Speaking of perspective, imagine you’re a Jamestown settler confronting the Powhatan people for the first time. Who are these dudes? Why do they do what they do? Your writing about what you see is going to both benefit and suffer from this lack of perspective. On the one hand, your observations will be fresh and unencumbered by certain expectations that will come with more experience. On the other hand, you have no ability to just cut to the chase and identify even the simplest rituals for what they are.
The banal becomes instantly exotic and easily romanticized. (My year in South Korea is a case in point.)
In her 2007 New Yorker article on Jamestown, Jill Lepore riffs on this when she cites a pair of historians who imagine how John Smith might have written about baseball:

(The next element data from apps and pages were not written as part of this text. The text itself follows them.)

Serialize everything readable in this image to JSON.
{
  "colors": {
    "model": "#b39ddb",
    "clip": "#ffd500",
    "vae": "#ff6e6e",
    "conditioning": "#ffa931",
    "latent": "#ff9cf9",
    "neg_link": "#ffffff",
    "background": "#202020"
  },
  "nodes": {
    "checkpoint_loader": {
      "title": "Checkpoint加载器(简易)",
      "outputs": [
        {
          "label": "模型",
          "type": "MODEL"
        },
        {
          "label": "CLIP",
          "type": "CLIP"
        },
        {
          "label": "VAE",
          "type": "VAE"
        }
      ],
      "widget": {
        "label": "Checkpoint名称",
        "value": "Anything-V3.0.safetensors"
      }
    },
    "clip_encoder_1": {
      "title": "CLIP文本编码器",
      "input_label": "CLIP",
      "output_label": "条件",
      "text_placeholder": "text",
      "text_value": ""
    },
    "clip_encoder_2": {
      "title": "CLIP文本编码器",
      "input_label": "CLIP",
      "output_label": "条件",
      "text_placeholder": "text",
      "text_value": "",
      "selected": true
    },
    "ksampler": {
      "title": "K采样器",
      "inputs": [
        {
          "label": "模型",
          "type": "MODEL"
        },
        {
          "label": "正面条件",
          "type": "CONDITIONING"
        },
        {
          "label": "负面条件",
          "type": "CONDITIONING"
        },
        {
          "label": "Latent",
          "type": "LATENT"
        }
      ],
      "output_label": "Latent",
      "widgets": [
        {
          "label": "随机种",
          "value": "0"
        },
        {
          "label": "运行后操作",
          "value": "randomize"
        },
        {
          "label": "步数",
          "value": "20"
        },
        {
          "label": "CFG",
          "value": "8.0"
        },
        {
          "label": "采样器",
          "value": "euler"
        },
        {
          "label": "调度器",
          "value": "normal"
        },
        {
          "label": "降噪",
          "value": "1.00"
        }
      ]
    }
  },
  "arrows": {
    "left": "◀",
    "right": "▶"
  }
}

Being assembled about a great field of open grass, a score of their greatest men ran out upon the field, adorned each in brightly hued jackets and breeches, with letters cunningly woven upon their Chestes, and wearing caps . . . upon their heades, of a sort I know not what. One of their chiefs stood in the midst and would at his pleasure hurl a white ball at another chief, whose attire was of a different colour, and whether by chance or artifyce I know not the ball flew exceeding close to the man yet never injured him, but sometimes he would strike att it with a wooden club and so giving it a hard blow would throw down his club and run away.
All that’s missing is Pocahontas jumping in front of the baseball in order to heroically save the batter.
My guess, by the way, is that the above quotation is from After the Fact: The Art of Historical Detection.
IMAGE: Washington, D.C., in 1913. “Baseball, professional. St. Louis players.” Harris & Ewing Collection glass negative, Library of Congress. (Via Shorpy)